Today we get to hear from Native American scholars and activists speaking out against appropriation of Native American design traditions. I’m thinking of outlets like ‘Native Appropriations’ and ‘Beyond Buckskin’ calling out Urban Outfitters for their “Navajo” prints or Paul Smith for his “Electric PowWow.” Was this exhibition an antecedent to these practices? Is there any connection?
The connection is there but it’s tenuous. This project was an isolated moment in the AMNH’s history. Recent scholarship in the Anthropology departmebt does not talk about this at all, and it’s not really part of the museum’s mission even if it was part of their popular outreach at that time. I think modern designers will look to museum collections, and indigenous collections as well, for inspiration. And I think it is useful for designers to look to museums, but it’s the issue of citation. When you’re talking about meaningful, spiritual items being appropriated and placed on contemporary garments I would hope that companies and designers would at the very least acknowledge their sources or ask permission. The Urban Outfitters example is extremely troubling.

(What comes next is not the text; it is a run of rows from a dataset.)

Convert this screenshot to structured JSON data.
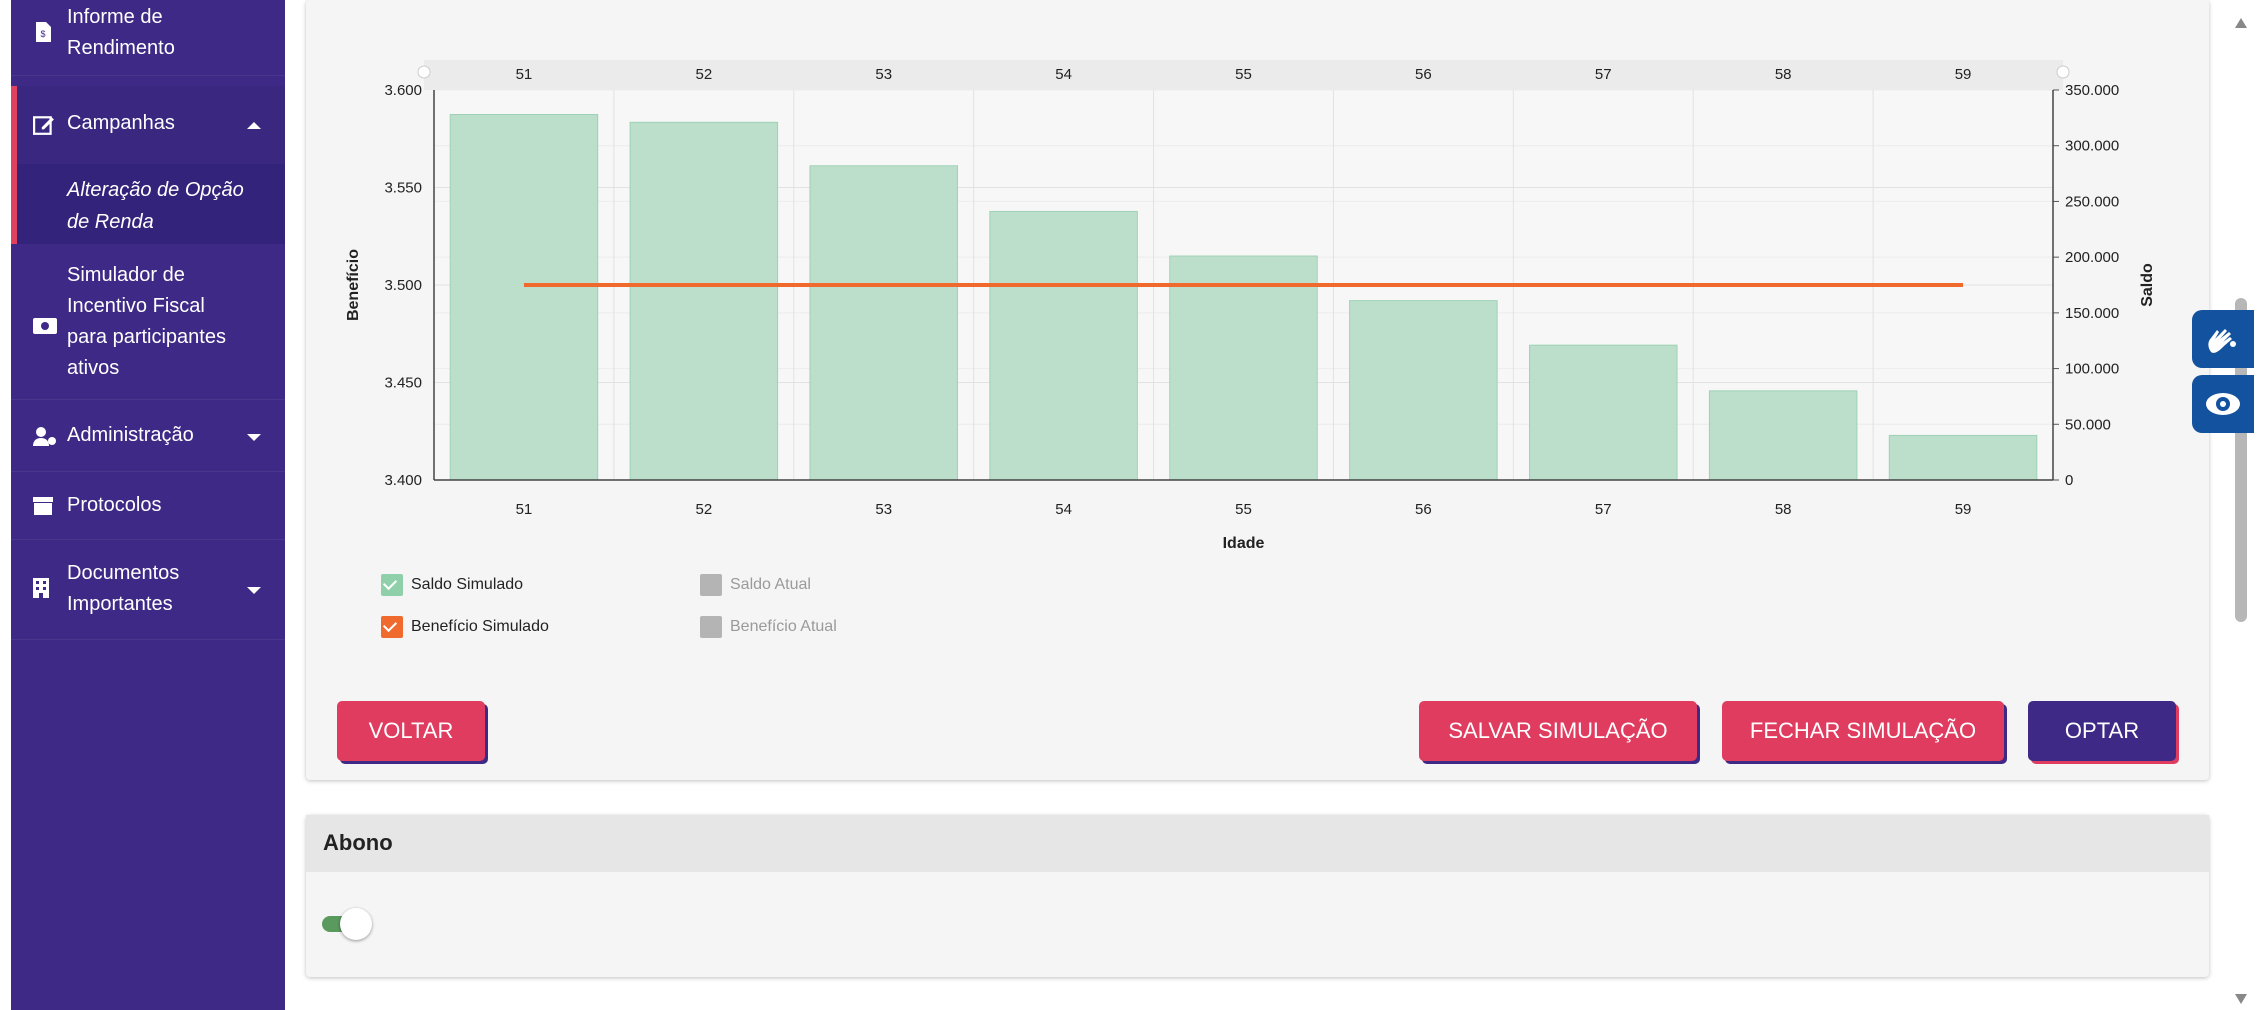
{
  "sidebar": {
    "items": [
      {
        "label_lines": [
          "Informe de",
          "Rendimento"
        ],
        "icon": "file-dollar-icon"
      },
      {
        "label": "Campanhas",
        "icon": "edit-icon",
        "expanded": true
      },
      {
        "label_lines": [
          "Alteração de Opção",
          "de Renda"
        ]
      },
      {
        "label_lines": [
          "Simulador de",
          "Incentivo Fiscal",
          "para participantes",
          "ativos"
        ],
        "icon": "money-icon"
      },
      {
        "label": "Administração",
        "icon": "users-gear-icon"
      },
      {
        "label": "Protocolos",
        "icon": "archive-icon"
      },
      {
        "label_lines": [
          "Documentos",
          "Importantes"
        ],
        "icon": "building-icon"
      }
    ]
  },
  "chart_data": {
    "type": "bar",
    "categories": [
      "51",
      "52",
      "53",
      "54",
      "55",
      "56",
      "57",
      "58",
      "59"
    ],
    "xlabel": "Idade",
    "ylabel_left": "Benefício",
    "ylabel_right": "Saldo",
    "ylim_left": [
      3400,
      3600
    ],
    "ylim_right": [
      0,
      350000
    ],
    "left_ticks": [
      "3.400",
      "3.450",
      "3.500",
      "3.550",
      "3.600"
    ],
    "right_ticks": [
      "0",
      "50.000",
      "100.000",
      "150.000",
      "200.000",
      "250.000",
      "300.000",
      "350.000"
    ],
    "series": [
      {
        "name": "Saldo Simulado",
        "kind": "bar",
        "axis": "right",
        "values": [
          328000,
          321000,
          282000,
          241000,
          201000,
          161000,
          121000,
          80000,
          40000
        ]
      },
      {
        "name": "Benefício Simulado",
        "kind": "line",
        "axis": "left",
        "values": [
          3500,
          3500,
          3500,
          3500,
          3500,
          3500,
          3500,
          3500,
          3500
        ]
      }
    ],
    "legend": [
      {
        "label": "Saldo Simulado",
        "checked": true
      },
      {
        "label": "Saldo Atual",
        "checked": false
      },
      {
        "label": "Benefício Simulado",
        "checked": true
      },
      {
        "label": "Benefício Atual",
        "checked": false
      }
    ],
    "colors": {
      "bar": "#bcdfcc",
      "bar_stroke": "#9ed2b4",
      "line": "#f06a2e",
      "inactive": "#b4b4b4"
    },
    "grid": true
  },
  "buttons": {
    "back": "VOLTAR",
    "save": "SALVAR SIMULAÇÃO",
    "close": "FECHAR SIMULAÇÃO",
    "opt": "OPTAR"
  },
  "abono": {
    "title": "Abono",
    "toggle_on": true
  },
  "colors": {
    "sidebar": "#3e2a86",
    "accent_red": "#df3c60",
    "a11y_blue": "#12529e"
  }
}
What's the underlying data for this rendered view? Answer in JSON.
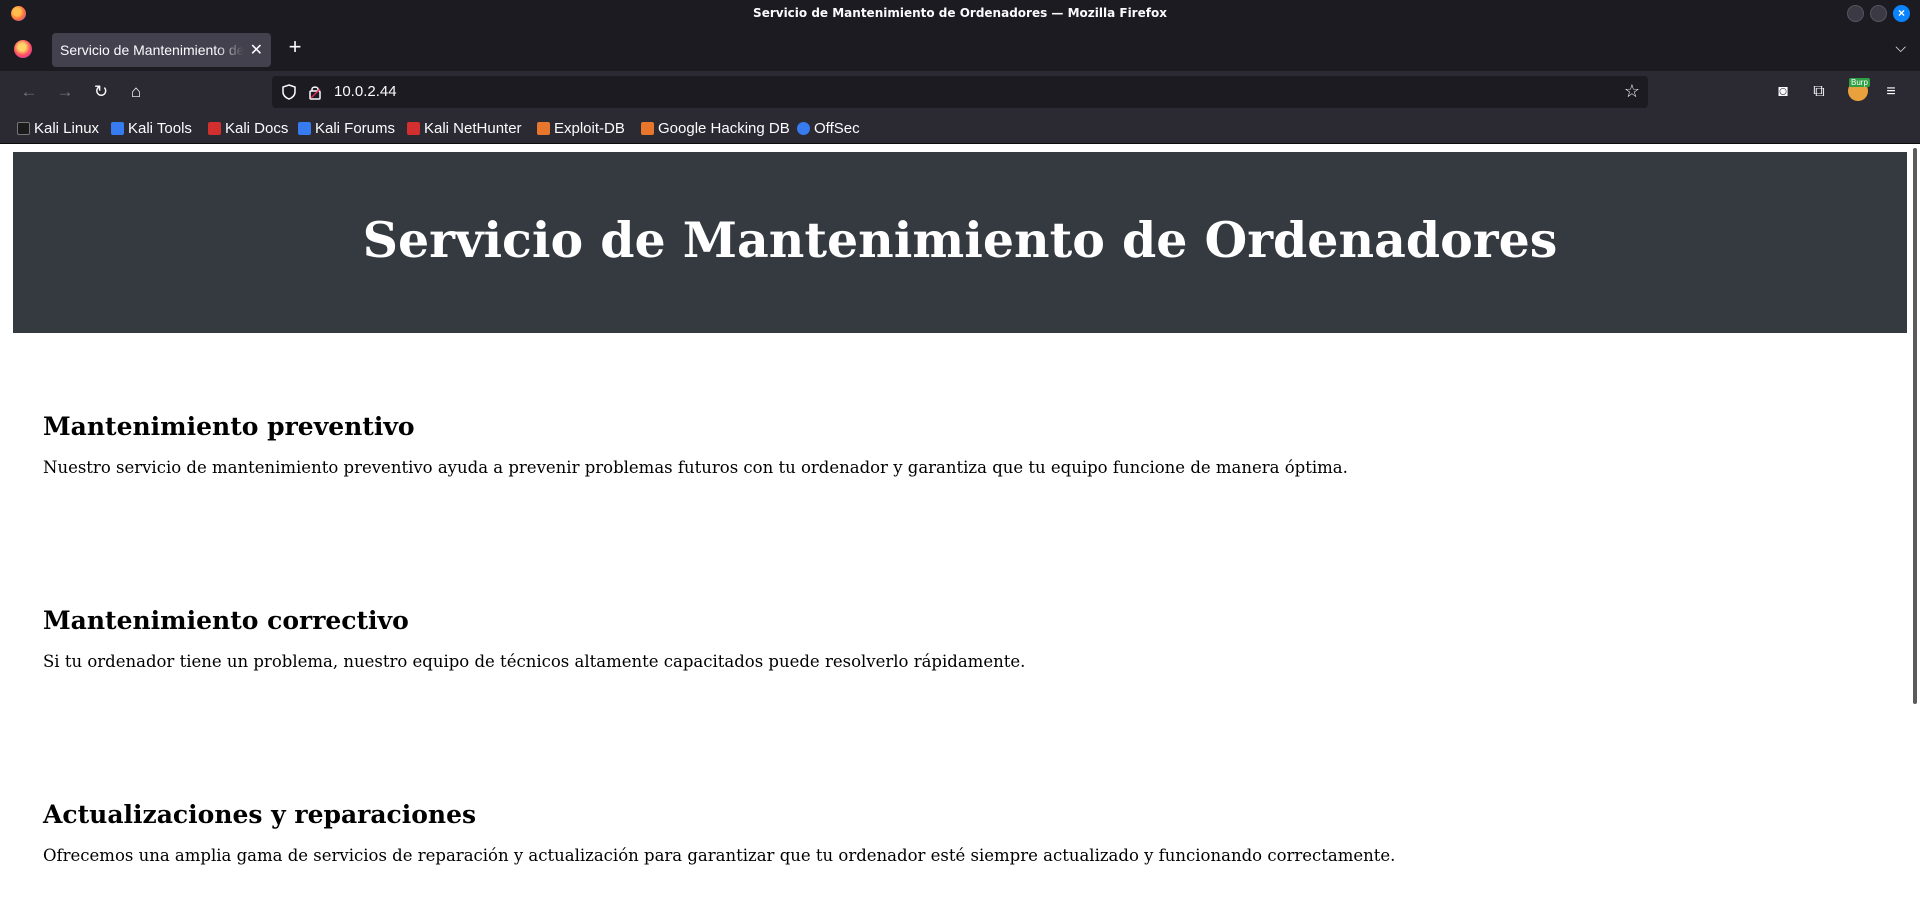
{
  "window": {
    "title": "Servicio de Mantenimiento de Ordenadores — Mozilla Firefox"
  },
  "tabs": [
    {
      "label": "Servicio de Mantenimiento de Ordenadores"
    }
  ],
  "navbar": {
    "url": "10.0.2.44",
    "burp_badge": "Burp"
  },
  "bookmarks": [
    {
      "label": "Kali Linux",
      "icon_color": "#1b1b1b"
    },
    {
      "label": "Kali Tools",
      "icon_color": "#367bf0"
    },
    {
      "label": "Kali Docs",
      "icon_color": "#d32f2f"
    },
    {
      "label": "Kali Forums",
      "icon_color": "#367bf0"
    },
    {
      "label": "Kali NetHunter",
      "icon_color": "#d32f2f"
    },
    {
      "label": "Exploit-DB",
      "icon_color": "#e8762d"
    },
    {
      "label": "Google Hacking DB",
      "icon_color": "#e8762d"
    },
    {
      "label": "OffSec",
      "icon_color": "#367bf0"
    }
  ],
  "page": {
    "title": "Servicio de Mantenimiento de Ordenadores",
    "header_bg": "#343a40",
    "sections": [
      {
        "heading": "Mantenimiento preventivo",
        "body": "Nuestro servicio de mantenimiento preventivo ayuda a prevenir problemas futuros con tu ordenador y garantiza que tu equipo funcione de manera óptima."
      },
      {
        "heading": "Mantenimiento correctivo",
        "body": "Si tu ordenador tiene un problema, nuestro equipo de técnicos altamente capacitados puede resolverlo rápidamente."
      },
      {
        "heading": "Actualizaciones y reparaciones",
        "body": "Ofrecemos una amplia gama de servicios de reparación y actualización para garantizar que tu ordenador esté siempre actualizado y funcionando correctamente."
      }
    ]
  }
}
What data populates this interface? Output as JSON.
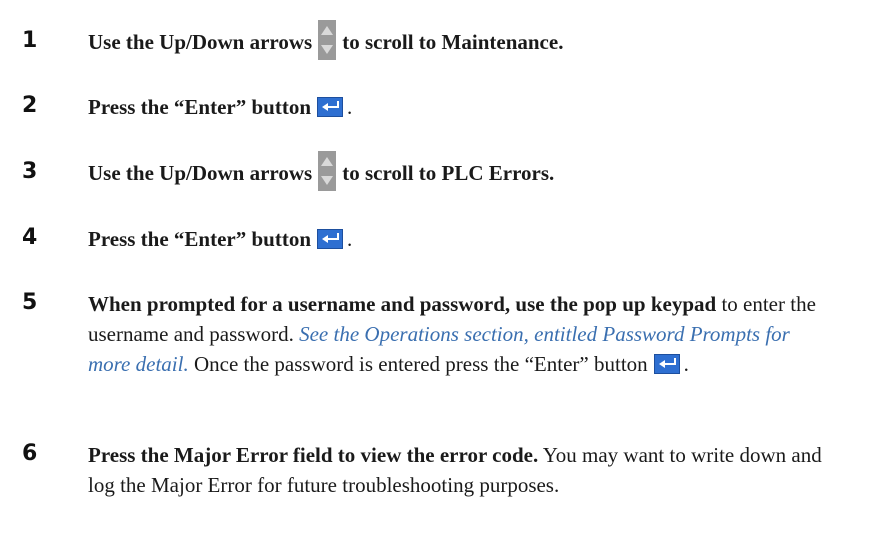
{
  "steps": [
    {
      "number": "1",
      "bold_before": "Use the Up/Down arrows",
      "icon": "up-down-arrows-icon",
      "bold_after": "to scroll to Maintenance."
    },
    {
      "number": "2",
      "bold_before": "Press the “Enter” button",
      "icon": "enter-icon",
      "after": "."
    },
    {
      "number": "3",
      "bold_before": "Use the Up/Down arrows",
      "icon": "up-down-arrows-icon",
      "bold_after": "to scroll to PLC Errors."
    },
    {
      "number": "4",
      "bold_before": "Press the “Enter” button",
      "icon": "enter-icon",
      "after": "."
    },
    {
      "number": "5",
      "bold_text": "When prompted for a username and password, use the pop up keypad",
      "text_1": "to enter the username and password.",
      "link_text": "See the Operations section, entitled Password Prompts for more detail.",
      "text_2": "Once the password is entered press the “Enter” button",
      "icon": "enter-icon",
      "after": "."
    },
    {
      "number": "6",
      "bold_text": "Press the Major Error field to view the error code.",
      "text": "You may want to write down and log the Major Error for future troubleshooting purposes."
    }
  ],
  "colors": {
    "link": "#3a6fb0",
    "enter_button": "#2e6fd1",
    "arrows_button": "#9a9a9a"
  }
}
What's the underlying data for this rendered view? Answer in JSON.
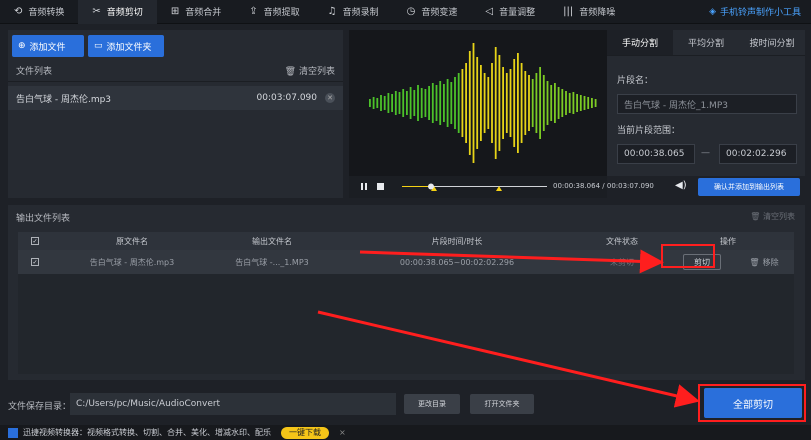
{
  "tabs": [
    {
      "icon": "convert-icon",
      "glyph": "⟲",
      "label": "音频转换"
    },
    {
      "icon": "scissors-icon",
      "glyph": "✂",
      "label": "音频剪切"
    },
    {
      "icon": "merge-icon",
      "glyph": "⊞",
      "label": "音频合并"
    },
    {
      "icon": "extract-icon",
      "glyph": "⇪",
      "label": "音频提取"
    },
    {
      "icon": "mic-icon",
      "glyph": "♫",
      "label": "音频录制"
    },
    {
      "icon": "speed-icon",
      "glyph": "◷",
      "label": "音频变速"
    },
    {
      "icon": "volume-icon",
      "glyph": "◁",
      "label": "音量调整"
    },
    {
      "icon": "noise-icon",
      "glyph": "|||",
      "label": "音频降噪"
    }
  ],
  "top_right": {
    "icon": "ringtone-icon",
    "label": "手机铃声制作小工具"
  },
  "left_panel": {
    "add_file": "添加文件",
    "add_folder": "添加文件夹",
    "file_list_label": "文件列表",
    "clear_list": "清空列表",
    "file": {
      "name": "告白气球 - 周杰伦.mp3",
      "duration": "00:03:07.090"
    }
  },
  "right_panel": {
    "tabs": [
      "手动分割",
      "平均分割",
      "按时间分割"
    ],
    "segment_name_label": "片段名：",
    "segment_name": "告白气球 - 周杰伦_1.MP3",
    "range_label": "当前片段范围：",
    "start": "00:00:38.065",
    "dash": "—",
    "end": "00:02:02.296"
  },
  "transport": {
    "current": "00:00:38.064",
    "sep": "/",
    "total": "00:03:07.090",
    "confirm_button": "确认并添加到输出列表",
    "progress": 0.2
  },
  "output": {
    "title": "输出文件列表",
    "clear": "清空列表",
    "headers": {
      "source": "原文件名",
      "output": "输出文件名",
      "time": "片段时间/时长",
      "status": "文件状态",
      "action": "操作"
    },
    "row": {
      "source": "告白气球 - 周杰伦.mp3",
      "output": "告白气球 -..._1.MP3",
      "time": "00:00:38.065~00:02:02.296",
      "status": "未剪切",
      "cut": "剪切",
      "remove": "移除"
    }
  },
  "bottom": {
    "dir_label": "文件保存目录：",
    "dir_value": "C:/Users/pc/Music/AudioConvert",
    "change_dir": "更改目录",
    "open_folder": "打开文件夹",
    "cut_all": "全部剪切"
  },
  "footer": {
    "text": "迅捷视频转换器：视频格式转换、切割、合并、美化、增减水印、配乐",
    "download": "一键下载",
    "close": "×"
  },
  "colors": {
    "accent": "#2a6fdb",
    "wave_green": "#5bd12a",
    "wave_yellow": "#f5d214",
    "highlight": "#ff1e1e"
  }
}
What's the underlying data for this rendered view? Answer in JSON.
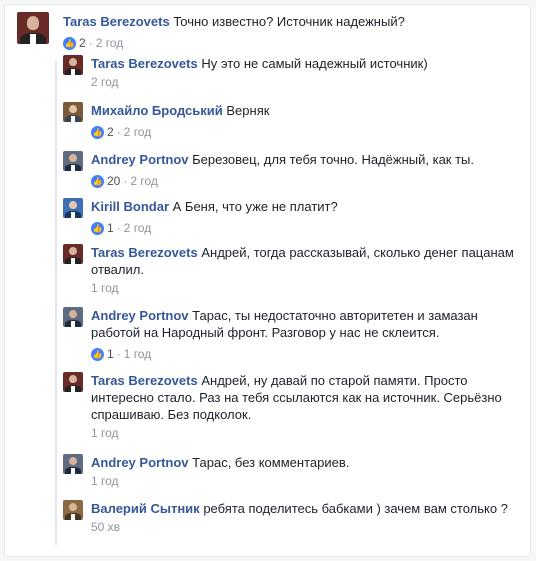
{
  "colors": {
    "author_name": "#365899",
    "text": "#1d2129",
    "meta": "#90949c",
    "like": "#4080ff"
  },
  "top_comment": {
    "author": "Taras Berezovets",
    "text": "Точно известно? Источник надежный?",
    "likes": "2",
    "separator": "·",
    "time": "2 год"
  },
  "replies": [
    {
      "author": "Taras Berezovets",
      "text": "Ну это не самый надежный источник)",
      "time": "2 год"
    },
    {
      "author": "Михайло Бродський",
      "text": "Верняк",
      "likes": "2",
      "separator": "·",
      "time": "2 год"
    },
    {
      "author": "Andrey Portnov",
      "text": "Березовец, для тебя точно. Надёжный, как ты.",
      "likes": "20",
      "separator": "·",
      "time": "2 год"
    },
    {
      "author": "Kirill Bondar",
      "text": "А Беня, что уже не платит?",
      "likes": "1",
      "separator": "·",
      "time": "2 год"
    },
    {
      "author": "Taras Berezovets",
      "text": "Андрей, тогда рассказывай, сколько денег пацанам отвалил.",
      "time": "1 год"
    },
    {
      "author": "Andrey Portnov",
      "text": "Тарас, ты недостаточно авторитетен и замазан работой на Народный фронт. Разговор у нас не склеится.",
      "likes": "1",
      "separator": "·",
      "time": "1 год"
    },
    {
      "author": "Taras Berezovets",
      "text": "Андрей, ну давай по старой памяти. Просто интересно стало. Раз на тебя ссылаются как на источник. Серьёзно спрашиваю. Без подколок.",
      "time": "1 год"
    },
    {
      "author": "Andrey Portnov",
      "text": "Тарас, без комментариев.",
      "time": "1 год"
    },
    {
      "author": "Валерий Сытник",
      "text": "ребята поделитесь бабками ) зачем вам столько ?",
      "time": "50 хв"
    }
  ]
}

I think there is a considerate and appropriate way for designers to engage with museums. I don’t think the connection between cultural institutions and industry is a bad relationship. Museums hold a variety of inspirational material and industry can learn, either from what’s been successful in the past, or through techniques and methods that have been used by other cultures.

Artists and creative people are going to seek these out anyway. They might as well look at an original source with some history behind it instead of mixing and matching vague ideas.

I encourage everyone to visit the exhibition to see some amazing original material, think about how cultures have informed one another, how design circulates between cultures and how traditions of the past informed modernity. Cultural appropriation’s history is a tangled one. This show presents museum objects which embody multiple vexed relationships. It is also accompanied by a thorough image-rich catalogue, well worth seeing if you can’t make it to the show, that contextualizes all these issues in depth.

“An American Style: Global Sources for New York Textile and Fashion Design, 1915 -1928.” on view until February 2, 2014 at 18 West 86th street.